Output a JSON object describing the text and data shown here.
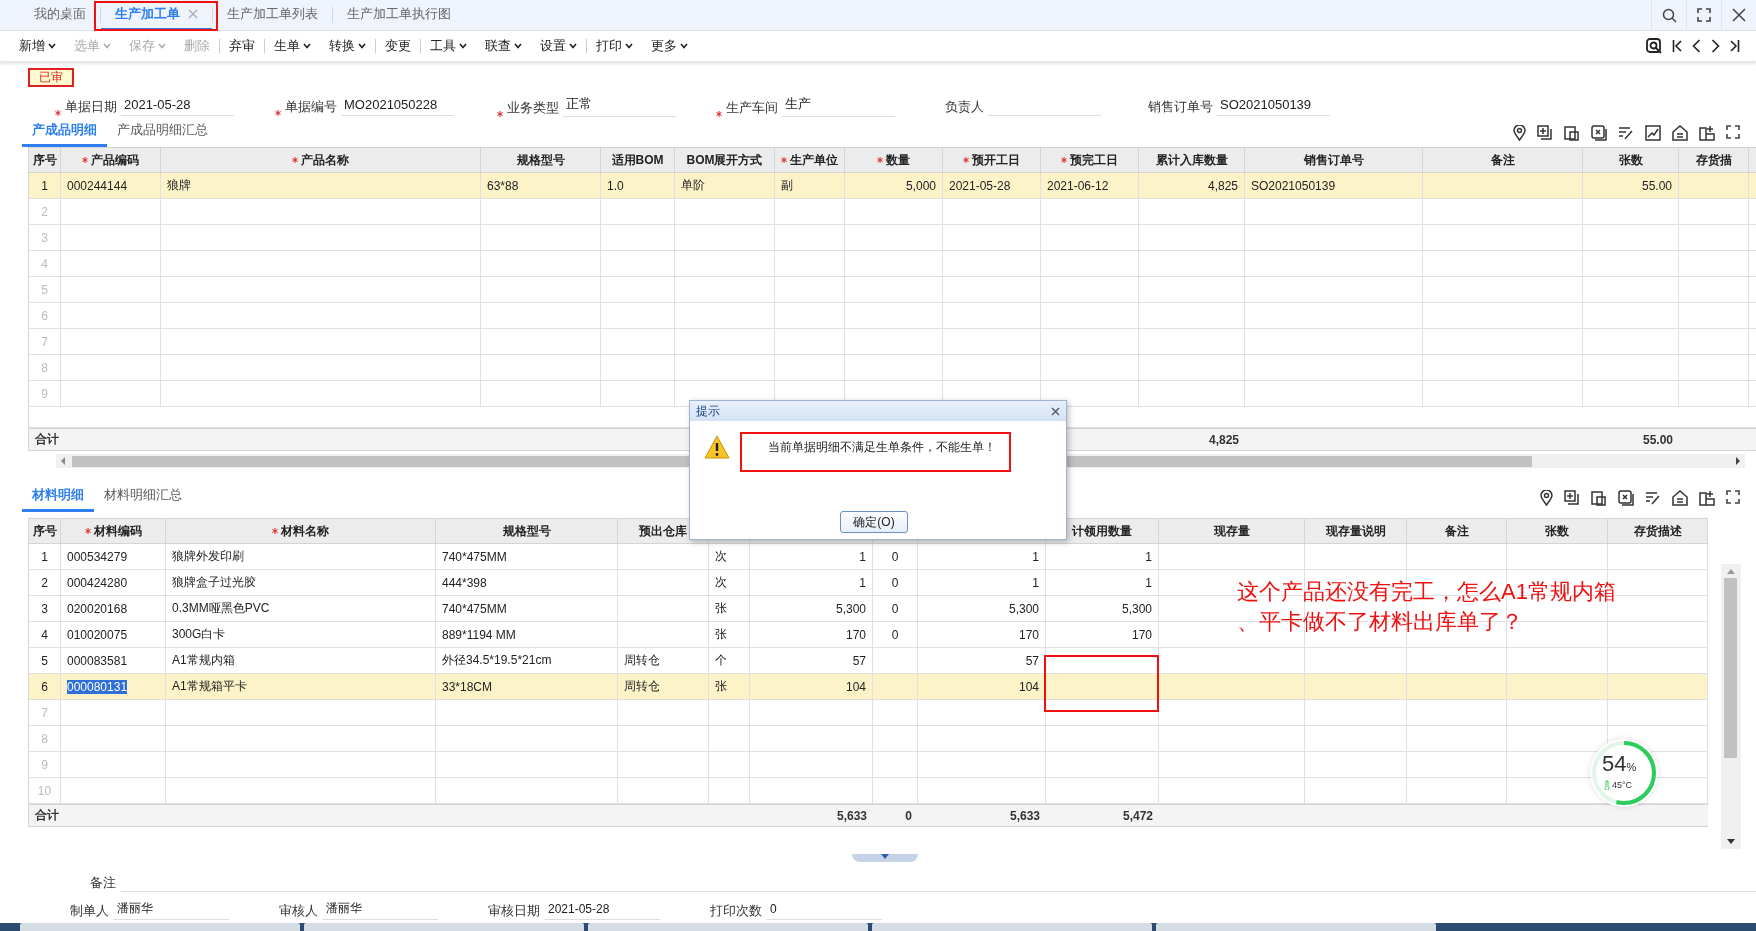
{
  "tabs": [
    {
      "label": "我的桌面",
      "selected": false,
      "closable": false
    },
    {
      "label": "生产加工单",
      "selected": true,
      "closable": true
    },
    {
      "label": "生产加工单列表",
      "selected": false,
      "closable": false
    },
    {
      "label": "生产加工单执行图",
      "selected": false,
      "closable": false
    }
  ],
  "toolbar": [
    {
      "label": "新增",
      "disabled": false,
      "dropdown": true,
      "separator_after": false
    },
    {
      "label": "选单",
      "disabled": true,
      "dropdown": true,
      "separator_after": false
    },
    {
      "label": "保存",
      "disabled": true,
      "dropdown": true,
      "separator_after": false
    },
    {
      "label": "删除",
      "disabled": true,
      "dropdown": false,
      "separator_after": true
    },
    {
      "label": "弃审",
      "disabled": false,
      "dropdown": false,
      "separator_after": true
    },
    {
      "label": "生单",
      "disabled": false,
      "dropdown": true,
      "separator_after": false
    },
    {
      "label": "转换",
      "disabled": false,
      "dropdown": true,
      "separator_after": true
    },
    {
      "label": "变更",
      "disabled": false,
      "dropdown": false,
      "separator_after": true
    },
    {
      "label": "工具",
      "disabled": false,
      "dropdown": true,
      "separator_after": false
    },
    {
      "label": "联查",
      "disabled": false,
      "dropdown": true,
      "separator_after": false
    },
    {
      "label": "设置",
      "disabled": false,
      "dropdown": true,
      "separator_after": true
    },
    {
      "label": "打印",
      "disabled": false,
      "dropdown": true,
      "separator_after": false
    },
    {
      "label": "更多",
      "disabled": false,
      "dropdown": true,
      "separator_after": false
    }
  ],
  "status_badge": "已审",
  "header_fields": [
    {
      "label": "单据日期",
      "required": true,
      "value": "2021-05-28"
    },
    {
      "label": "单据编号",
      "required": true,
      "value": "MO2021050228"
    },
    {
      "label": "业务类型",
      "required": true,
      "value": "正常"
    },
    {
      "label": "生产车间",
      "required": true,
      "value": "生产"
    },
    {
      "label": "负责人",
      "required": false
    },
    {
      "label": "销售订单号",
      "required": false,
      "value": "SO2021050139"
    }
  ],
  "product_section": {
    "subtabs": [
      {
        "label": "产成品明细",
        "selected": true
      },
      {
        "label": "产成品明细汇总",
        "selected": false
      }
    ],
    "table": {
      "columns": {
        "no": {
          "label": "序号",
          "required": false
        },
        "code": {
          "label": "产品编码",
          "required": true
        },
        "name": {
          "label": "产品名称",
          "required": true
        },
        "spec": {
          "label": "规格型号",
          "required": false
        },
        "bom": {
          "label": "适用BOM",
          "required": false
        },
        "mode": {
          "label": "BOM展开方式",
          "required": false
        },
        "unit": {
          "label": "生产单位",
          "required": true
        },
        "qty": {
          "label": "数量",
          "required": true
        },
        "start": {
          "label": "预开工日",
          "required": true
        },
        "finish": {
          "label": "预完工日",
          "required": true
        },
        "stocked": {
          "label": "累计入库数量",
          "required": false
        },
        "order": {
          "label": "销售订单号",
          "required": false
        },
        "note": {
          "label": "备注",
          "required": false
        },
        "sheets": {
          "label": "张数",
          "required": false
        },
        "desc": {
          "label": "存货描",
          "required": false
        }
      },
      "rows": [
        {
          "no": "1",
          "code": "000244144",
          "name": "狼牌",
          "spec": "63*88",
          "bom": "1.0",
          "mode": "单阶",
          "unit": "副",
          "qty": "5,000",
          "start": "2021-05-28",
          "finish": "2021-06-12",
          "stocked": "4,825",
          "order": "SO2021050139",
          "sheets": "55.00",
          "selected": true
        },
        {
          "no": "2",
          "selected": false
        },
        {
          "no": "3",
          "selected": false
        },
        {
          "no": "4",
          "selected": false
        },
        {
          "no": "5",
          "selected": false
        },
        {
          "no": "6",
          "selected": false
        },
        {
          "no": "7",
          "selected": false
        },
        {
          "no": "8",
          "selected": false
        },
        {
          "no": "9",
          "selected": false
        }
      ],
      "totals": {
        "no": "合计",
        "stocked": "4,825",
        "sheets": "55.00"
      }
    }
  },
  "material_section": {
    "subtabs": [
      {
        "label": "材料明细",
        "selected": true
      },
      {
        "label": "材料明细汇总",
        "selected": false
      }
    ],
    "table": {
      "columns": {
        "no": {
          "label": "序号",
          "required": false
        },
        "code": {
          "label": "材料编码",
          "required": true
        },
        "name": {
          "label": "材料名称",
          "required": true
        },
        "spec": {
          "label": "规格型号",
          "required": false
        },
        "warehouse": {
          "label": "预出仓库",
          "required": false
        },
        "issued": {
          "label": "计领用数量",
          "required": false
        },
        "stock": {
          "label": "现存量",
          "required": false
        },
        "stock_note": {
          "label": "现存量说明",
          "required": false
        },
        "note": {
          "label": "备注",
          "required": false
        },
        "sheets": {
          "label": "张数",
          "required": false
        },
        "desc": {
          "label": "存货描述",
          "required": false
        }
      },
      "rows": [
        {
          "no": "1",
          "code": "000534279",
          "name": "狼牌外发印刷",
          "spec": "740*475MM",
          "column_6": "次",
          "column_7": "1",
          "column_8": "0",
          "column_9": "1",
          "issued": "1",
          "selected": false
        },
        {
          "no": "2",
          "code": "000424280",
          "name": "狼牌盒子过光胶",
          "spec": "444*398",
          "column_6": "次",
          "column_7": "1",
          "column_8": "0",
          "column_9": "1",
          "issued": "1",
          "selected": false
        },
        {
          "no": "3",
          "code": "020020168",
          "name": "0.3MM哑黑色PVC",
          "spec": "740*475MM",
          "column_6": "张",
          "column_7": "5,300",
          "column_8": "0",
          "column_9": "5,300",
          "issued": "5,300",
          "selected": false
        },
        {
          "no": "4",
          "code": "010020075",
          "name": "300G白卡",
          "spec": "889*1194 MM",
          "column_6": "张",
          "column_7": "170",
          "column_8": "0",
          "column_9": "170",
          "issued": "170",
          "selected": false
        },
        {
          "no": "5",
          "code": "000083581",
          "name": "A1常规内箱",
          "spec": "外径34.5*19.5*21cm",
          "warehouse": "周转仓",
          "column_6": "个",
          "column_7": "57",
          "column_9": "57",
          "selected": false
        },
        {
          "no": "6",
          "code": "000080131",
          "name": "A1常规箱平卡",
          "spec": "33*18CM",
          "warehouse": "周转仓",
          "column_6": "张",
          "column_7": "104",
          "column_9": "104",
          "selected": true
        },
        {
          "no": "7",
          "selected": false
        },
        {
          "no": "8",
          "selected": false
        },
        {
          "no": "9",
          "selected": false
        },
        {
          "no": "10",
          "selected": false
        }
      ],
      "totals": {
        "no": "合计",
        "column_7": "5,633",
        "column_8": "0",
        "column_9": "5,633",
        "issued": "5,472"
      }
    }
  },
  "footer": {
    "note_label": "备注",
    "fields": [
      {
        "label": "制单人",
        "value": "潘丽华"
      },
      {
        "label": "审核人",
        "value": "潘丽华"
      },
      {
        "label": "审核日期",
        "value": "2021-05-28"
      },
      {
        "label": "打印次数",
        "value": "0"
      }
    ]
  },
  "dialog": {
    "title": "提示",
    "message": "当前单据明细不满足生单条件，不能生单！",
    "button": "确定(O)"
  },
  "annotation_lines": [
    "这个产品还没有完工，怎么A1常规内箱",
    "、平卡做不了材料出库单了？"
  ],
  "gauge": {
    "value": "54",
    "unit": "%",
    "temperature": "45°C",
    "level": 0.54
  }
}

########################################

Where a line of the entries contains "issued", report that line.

● **Worked solution**:
        "issued": {
          "issued": "1",
          "issued": "1",
          "issued": "5,300",
          "issued": "170",
        "issued": "5,472"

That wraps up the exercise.